The charges Lincoln faced in the mid-1990s related to, among other things, drunk driving and going on a trip funded by mafioso Vito Palazzolo and not repaying him.

"[I was told] I will be found guilty, but the agency will ensure I spend no time in prison," Lincoln testified this week.

He also said Fraser contacted him the next morning, asking him not to contest certain evidence in the matter.

Highly-placed sources have told News24 that this means Fraser could be accused of, possibly even charged with, attempting to defeat the ends of justice.

Comment would be 'inappropriate'

On Thursday, asked about the claims that surfaced in court this week and suggestions of charges of defeating the ends of justice, State Security Agency spokesperson Brian Dube declined to comment.

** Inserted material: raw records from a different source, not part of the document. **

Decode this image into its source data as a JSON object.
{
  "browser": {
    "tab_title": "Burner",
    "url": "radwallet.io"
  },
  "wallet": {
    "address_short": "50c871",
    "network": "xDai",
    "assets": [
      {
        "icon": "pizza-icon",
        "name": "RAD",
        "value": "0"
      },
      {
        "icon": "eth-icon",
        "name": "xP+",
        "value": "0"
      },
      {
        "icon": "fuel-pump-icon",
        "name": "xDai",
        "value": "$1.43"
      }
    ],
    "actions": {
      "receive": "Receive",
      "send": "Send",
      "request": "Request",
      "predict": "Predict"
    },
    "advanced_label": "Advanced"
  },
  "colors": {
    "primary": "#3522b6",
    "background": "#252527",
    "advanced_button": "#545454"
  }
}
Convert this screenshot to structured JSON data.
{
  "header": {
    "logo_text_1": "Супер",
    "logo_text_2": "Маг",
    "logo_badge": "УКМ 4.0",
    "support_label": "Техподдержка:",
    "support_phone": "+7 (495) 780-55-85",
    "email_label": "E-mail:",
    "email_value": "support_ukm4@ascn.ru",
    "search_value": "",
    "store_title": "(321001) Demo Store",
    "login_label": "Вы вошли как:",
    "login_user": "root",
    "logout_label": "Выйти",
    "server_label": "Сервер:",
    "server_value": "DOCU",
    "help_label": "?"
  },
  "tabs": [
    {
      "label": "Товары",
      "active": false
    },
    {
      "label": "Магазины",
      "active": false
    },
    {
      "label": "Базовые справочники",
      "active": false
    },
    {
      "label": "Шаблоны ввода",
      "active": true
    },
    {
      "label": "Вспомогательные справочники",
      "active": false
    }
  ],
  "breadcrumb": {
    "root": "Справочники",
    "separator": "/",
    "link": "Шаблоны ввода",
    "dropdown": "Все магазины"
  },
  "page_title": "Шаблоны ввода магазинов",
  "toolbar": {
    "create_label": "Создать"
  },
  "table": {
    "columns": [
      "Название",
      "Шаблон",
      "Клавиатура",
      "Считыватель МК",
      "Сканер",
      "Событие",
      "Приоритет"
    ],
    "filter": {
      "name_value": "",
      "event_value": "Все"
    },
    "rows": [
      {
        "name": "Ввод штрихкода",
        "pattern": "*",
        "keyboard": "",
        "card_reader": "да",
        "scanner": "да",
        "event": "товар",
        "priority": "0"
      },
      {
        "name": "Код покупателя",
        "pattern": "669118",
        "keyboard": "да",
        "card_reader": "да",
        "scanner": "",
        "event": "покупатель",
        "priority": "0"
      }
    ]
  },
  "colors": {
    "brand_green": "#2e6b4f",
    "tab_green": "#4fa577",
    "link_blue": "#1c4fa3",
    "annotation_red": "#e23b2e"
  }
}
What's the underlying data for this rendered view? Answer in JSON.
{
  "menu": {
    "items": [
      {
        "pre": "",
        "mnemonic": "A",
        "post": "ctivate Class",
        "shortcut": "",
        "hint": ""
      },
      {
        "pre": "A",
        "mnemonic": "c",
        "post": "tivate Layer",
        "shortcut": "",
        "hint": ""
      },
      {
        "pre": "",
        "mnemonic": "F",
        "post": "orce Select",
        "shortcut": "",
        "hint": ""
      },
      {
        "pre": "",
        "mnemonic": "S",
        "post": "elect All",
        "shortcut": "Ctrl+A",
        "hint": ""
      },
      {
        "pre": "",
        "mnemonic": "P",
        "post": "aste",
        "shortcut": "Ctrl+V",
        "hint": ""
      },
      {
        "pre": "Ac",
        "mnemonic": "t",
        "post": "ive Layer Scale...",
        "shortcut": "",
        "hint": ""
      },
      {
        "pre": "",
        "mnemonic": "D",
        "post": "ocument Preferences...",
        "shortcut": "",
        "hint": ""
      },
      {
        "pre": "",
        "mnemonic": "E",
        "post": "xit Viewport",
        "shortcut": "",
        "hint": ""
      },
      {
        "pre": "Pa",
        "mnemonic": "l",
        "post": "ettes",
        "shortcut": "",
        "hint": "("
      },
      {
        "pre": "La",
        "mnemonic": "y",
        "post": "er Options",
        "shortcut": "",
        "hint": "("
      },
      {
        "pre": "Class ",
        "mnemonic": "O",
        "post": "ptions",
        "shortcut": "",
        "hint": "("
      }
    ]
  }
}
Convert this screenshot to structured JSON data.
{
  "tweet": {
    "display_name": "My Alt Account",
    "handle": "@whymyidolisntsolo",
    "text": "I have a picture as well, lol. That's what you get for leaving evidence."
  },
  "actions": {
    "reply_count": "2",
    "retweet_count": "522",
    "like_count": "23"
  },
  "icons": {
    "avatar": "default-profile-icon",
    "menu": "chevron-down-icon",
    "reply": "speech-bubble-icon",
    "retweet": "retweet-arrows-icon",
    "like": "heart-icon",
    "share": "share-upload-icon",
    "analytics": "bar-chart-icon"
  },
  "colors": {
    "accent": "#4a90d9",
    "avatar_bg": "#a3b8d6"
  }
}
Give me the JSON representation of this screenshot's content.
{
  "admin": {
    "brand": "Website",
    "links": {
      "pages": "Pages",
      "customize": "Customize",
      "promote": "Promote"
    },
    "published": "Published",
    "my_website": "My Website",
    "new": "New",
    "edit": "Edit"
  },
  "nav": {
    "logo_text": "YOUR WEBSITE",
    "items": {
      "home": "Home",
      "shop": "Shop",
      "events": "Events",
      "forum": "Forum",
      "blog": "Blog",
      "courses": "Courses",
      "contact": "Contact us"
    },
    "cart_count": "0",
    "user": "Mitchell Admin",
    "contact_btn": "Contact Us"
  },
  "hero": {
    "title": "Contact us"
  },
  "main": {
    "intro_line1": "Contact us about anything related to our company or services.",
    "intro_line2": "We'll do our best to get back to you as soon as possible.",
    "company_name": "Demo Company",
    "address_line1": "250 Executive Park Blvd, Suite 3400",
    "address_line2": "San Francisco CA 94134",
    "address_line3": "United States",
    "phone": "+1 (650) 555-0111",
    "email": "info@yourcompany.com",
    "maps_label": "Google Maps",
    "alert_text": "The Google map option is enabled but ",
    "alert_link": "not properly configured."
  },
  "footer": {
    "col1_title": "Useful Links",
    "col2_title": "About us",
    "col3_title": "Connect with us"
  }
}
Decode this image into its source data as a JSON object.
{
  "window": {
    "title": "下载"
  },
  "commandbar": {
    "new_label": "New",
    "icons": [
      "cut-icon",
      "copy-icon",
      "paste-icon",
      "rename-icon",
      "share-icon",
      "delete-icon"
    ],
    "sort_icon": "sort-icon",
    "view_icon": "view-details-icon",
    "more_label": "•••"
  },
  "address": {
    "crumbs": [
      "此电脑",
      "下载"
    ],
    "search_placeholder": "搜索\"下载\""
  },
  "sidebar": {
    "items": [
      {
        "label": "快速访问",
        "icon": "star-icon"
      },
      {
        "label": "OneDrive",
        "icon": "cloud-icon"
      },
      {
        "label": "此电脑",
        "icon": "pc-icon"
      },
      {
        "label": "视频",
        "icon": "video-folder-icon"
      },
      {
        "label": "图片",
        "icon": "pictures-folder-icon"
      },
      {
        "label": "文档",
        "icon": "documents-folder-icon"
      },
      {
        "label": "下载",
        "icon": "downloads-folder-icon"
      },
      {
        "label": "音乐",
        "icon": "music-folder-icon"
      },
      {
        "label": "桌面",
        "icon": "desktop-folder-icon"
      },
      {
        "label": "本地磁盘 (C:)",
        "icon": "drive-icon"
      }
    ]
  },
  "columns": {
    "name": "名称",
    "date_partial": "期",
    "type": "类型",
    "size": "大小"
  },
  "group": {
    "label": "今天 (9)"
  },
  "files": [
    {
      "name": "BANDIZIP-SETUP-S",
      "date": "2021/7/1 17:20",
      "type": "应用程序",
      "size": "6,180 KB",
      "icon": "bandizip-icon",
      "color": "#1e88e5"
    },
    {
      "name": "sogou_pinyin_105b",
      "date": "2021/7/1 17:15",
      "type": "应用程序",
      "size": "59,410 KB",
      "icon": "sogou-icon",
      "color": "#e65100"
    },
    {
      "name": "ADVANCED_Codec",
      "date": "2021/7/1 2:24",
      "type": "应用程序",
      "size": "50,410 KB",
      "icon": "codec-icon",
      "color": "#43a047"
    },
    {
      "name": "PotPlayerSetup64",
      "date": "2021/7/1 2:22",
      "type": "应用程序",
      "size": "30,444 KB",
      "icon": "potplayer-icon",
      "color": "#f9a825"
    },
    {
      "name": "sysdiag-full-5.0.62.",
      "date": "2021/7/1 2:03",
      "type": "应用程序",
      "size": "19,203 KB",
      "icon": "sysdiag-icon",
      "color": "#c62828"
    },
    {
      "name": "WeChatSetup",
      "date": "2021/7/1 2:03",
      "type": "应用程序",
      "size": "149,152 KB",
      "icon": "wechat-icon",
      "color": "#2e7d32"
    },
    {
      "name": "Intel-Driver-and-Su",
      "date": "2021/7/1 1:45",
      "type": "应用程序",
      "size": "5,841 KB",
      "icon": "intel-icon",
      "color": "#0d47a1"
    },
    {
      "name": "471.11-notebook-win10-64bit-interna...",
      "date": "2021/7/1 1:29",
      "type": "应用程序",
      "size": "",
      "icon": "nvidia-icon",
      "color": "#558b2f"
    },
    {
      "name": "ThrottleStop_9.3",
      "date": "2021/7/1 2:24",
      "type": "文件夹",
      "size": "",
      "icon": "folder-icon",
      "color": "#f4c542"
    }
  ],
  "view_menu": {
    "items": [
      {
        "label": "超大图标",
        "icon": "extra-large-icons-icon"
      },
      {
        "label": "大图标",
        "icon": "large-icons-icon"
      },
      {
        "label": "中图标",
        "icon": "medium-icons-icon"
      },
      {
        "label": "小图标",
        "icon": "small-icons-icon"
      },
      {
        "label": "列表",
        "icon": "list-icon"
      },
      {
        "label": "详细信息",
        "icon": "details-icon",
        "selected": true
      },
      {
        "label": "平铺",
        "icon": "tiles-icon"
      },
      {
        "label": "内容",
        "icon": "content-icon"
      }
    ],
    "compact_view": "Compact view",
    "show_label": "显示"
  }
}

Dube explained that this was because the matter was raised during an ongoing court case.

"It would be inappropriate to proffer a view in this regard," said Dube.

Lincoln was testifying this week in a mammoth case which has to do with events that unfolded after former president Nelson Mandela appointed him to head an exclusive investigative task unit in 1996.

The unit was tasked with probing Palazzolo and his links to politicians, business people and allegedly corrupt police officers.

Lincoln is claiming R15 million in damages from the minister of safety and security (now the minister of police) as he believes colleagues effectively set up his "malicious prosecution".

The case resumes on Monday.